--Dead storage is for active file papers three years or older. Keep copies of income tax returns and related information that substantiates entries on the tax return for seven years. Discard old salary statements after checking the W-2 form at the end of the year; canceled checks for cash or non-deductible expenses or non-warranty items, and warranties and coupons after expiration date.
--Action papers (pending papers) that you are still working with and that you will need to act upon soon, such as a budget plan and bills to be paid. Designate the first file folder in the financial file for pending papers or use a slot in the stacking trays or vertical dividers to keep action papers handy.
Slip in such papers as bills, mail order and credit card invoices, statements and premiums. Have a regular time each week or month to review these action papers. When the necessary action is completed, file the paper in the appropriate topic folder. If you have children, it probably will be helpful to have a separate action folder for each child for things such as yearbook receipts, athletic passes, transcripts and savings accounts.

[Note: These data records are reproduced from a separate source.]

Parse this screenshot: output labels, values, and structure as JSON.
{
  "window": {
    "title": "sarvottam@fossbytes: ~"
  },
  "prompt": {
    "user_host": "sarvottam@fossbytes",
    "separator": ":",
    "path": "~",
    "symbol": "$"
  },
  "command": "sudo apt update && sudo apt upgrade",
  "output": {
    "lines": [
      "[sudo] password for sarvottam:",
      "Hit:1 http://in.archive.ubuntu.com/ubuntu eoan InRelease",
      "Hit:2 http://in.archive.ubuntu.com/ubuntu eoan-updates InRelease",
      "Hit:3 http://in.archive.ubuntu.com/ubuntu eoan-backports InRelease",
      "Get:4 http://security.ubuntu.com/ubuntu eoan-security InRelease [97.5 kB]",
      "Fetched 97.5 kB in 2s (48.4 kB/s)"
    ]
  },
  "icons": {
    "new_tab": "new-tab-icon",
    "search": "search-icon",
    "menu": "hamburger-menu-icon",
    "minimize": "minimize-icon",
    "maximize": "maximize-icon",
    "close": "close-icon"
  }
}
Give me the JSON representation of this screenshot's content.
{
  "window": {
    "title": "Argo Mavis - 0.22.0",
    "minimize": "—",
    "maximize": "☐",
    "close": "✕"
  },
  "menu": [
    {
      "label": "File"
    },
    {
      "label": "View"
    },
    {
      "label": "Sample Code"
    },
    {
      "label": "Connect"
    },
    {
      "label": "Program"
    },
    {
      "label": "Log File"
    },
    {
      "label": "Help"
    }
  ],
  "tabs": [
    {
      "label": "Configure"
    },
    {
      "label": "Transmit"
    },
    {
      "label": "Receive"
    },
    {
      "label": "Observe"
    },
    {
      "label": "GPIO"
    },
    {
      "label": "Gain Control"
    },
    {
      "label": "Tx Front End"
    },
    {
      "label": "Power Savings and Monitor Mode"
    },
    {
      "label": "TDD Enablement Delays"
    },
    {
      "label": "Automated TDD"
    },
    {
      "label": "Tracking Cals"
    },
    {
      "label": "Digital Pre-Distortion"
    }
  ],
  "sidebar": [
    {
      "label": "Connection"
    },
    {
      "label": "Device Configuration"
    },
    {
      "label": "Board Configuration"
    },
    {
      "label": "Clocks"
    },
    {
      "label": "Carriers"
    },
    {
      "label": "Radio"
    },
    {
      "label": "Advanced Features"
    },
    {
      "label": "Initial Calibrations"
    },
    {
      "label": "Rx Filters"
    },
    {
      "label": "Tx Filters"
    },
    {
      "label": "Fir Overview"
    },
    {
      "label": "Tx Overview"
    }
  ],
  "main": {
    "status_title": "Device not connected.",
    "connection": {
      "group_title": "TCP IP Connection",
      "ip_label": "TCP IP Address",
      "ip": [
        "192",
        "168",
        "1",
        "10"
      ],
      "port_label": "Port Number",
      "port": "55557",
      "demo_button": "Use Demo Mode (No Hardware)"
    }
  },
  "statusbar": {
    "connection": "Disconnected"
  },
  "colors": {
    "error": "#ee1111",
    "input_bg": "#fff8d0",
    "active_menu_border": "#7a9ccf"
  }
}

Two Filing Methods
--Papers on hold that you need to keep for future reference or proof. Do not mix action and holding papers together. One plan is to use a set of 12 file folders, one for each month in which to gather data on accounts paid until the year is over and the tax return is filed. Then throw out the information that does not pertain to any entry on the tax form, and use the monthly folders again for the next year.
Another method is to file money papers according to subject. If just beginning, start with 25 categories for the holding file. Write one heading at the top of each file folder and sort non-pending financial papers.
The following are examples of papers on hold:
Paid bill receipts.
Current bank statements and canceled checks.
Car license and car tax data.
Log of car service and repairs.
Health benefit information.
Medical: paid bills, mileage, prescription drugs, dental, eye care, etc.
Credit card numbers and information.
Donation records: charity, church, public TV or radio.
Employment records, resume, history.
Copies of wills.
Family health records.
Social security papers.
Manuals and receipts of items under warranty.
Household improvements (deductible from equity-profit at time of sale).
Inventory of safe-deposit box.
Loan statements and payment books.
Memberships and licenses requiring yearly renewal.
Investment or retirement plans.
Income tax working papers.
Copy of birth, adoption and marriage certificates.
Copy of divorce papers.
Funeral and estate plans.